Material to process below:

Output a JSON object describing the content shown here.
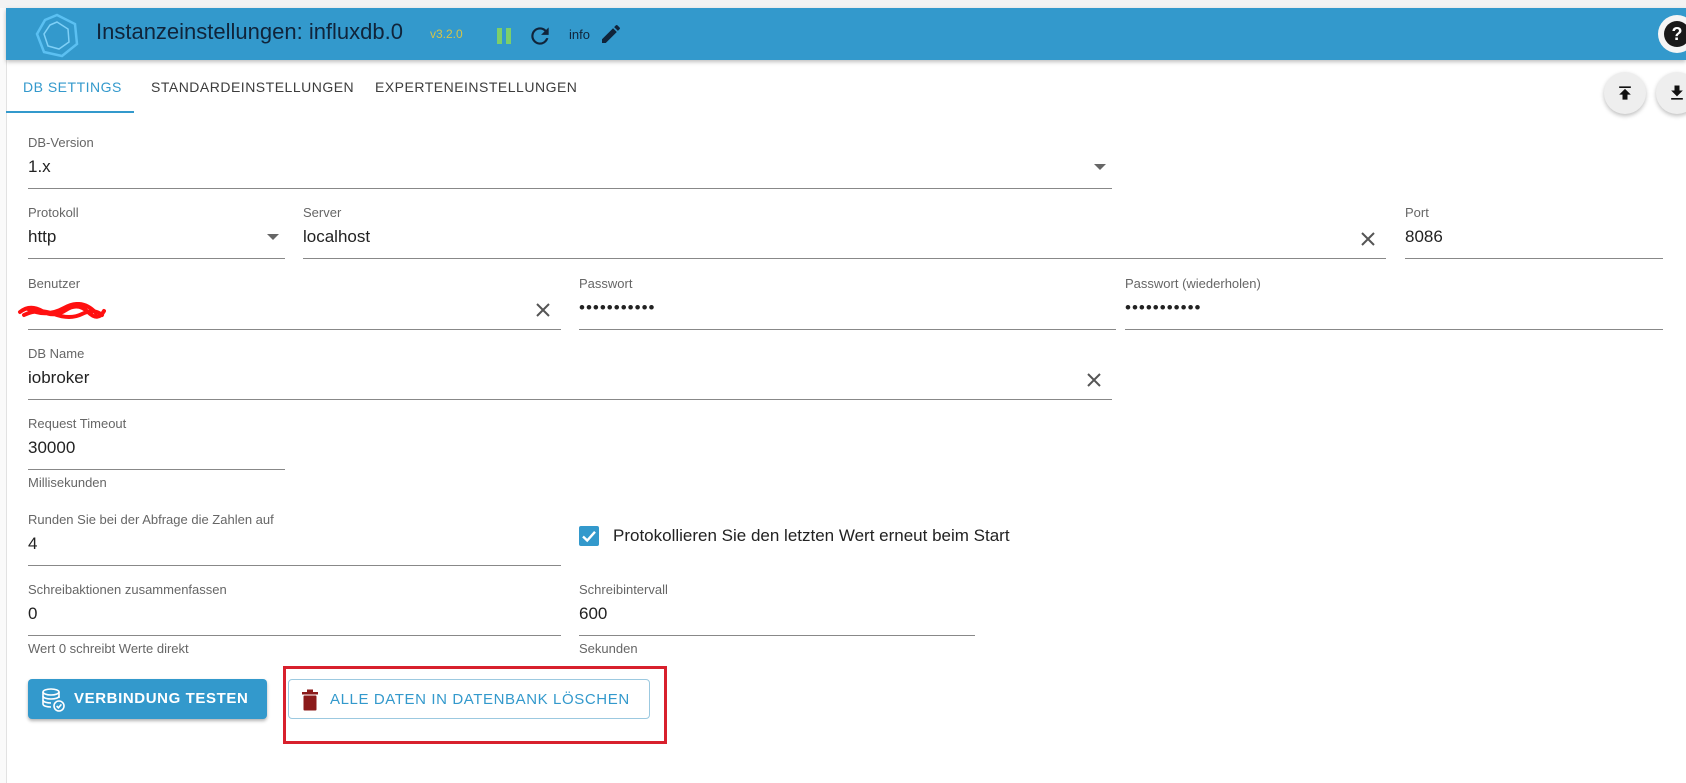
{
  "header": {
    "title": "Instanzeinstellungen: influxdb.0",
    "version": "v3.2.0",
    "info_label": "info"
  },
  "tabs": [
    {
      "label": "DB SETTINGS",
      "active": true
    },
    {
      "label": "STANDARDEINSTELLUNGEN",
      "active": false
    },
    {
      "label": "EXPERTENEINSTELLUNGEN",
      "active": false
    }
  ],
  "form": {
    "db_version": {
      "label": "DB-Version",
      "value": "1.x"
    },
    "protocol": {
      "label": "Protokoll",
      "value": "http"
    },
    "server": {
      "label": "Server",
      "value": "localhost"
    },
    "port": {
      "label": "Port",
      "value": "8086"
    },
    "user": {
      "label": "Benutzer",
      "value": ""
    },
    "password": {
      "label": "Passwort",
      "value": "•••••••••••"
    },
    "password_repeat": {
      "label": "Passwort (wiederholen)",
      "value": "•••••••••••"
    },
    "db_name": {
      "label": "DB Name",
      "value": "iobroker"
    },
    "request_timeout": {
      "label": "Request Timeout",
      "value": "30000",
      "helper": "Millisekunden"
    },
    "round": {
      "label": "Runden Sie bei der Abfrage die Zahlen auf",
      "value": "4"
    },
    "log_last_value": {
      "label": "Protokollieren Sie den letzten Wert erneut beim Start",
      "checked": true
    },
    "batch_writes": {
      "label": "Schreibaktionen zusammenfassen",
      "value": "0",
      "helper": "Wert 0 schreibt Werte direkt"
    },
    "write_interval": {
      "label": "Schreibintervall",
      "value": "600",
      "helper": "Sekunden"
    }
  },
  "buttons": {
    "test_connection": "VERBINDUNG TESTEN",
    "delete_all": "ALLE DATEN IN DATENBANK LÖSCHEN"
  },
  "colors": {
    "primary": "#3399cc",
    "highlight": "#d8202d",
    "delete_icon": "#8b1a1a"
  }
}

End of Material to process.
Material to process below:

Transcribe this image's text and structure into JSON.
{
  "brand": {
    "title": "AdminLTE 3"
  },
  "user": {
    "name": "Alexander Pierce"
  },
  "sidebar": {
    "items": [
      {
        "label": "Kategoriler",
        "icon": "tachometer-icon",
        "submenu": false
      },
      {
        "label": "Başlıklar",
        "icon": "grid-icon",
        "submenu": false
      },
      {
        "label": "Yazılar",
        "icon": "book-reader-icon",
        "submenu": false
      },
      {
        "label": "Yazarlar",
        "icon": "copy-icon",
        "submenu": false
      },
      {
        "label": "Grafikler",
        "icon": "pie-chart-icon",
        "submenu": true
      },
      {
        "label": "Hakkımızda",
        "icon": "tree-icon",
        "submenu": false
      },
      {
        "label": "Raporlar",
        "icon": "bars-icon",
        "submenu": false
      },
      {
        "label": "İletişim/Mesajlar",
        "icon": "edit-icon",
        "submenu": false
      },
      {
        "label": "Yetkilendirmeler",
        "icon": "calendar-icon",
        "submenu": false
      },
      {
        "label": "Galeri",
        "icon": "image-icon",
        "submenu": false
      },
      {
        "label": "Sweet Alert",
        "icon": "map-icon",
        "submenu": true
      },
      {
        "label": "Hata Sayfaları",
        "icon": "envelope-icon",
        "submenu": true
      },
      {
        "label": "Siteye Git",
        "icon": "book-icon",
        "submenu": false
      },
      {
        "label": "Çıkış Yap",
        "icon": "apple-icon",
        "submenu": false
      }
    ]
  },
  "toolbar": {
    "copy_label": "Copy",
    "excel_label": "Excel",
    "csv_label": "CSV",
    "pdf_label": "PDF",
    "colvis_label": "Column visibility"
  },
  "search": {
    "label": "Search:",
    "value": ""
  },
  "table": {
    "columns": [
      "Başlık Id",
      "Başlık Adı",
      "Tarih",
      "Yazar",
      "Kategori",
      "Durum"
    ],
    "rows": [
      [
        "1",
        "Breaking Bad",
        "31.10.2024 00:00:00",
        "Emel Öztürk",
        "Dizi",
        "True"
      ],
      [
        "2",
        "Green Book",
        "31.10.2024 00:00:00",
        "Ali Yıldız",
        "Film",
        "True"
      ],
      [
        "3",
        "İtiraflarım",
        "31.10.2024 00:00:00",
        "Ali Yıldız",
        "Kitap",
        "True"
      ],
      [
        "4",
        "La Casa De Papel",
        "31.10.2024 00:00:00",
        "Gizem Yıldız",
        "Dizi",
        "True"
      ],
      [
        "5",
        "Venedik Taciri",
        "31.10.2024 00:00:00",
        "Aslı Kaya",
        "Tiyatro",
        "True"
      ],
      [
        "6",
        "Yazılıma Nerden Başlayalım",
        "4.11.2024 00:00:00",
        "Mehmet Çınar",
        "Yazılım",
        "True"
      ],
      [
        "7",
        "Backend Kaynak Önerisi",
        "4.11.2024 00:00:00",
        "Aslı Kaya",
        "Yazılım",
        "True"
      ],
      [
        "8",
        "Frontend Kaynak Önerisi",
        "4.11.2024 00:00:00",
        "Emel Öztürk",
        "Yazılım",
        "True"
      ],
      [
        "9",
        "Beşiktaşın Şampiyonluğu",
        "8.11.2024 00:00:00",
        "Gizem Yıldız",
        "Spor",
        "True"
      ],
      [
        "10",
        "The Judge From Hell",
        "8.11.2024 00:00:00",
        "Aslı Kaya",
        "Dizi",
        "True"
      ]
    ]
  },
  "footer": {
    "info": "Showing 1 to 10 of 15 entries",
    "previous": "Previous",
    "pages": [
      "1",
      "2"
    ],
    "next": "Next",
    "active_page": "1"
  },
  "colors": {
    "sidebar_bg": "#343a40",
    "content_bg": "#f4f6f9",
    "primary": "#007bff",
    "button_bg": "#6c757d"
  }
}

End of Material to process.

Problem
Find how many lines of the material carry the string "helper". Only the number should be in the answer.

Exercise solution
3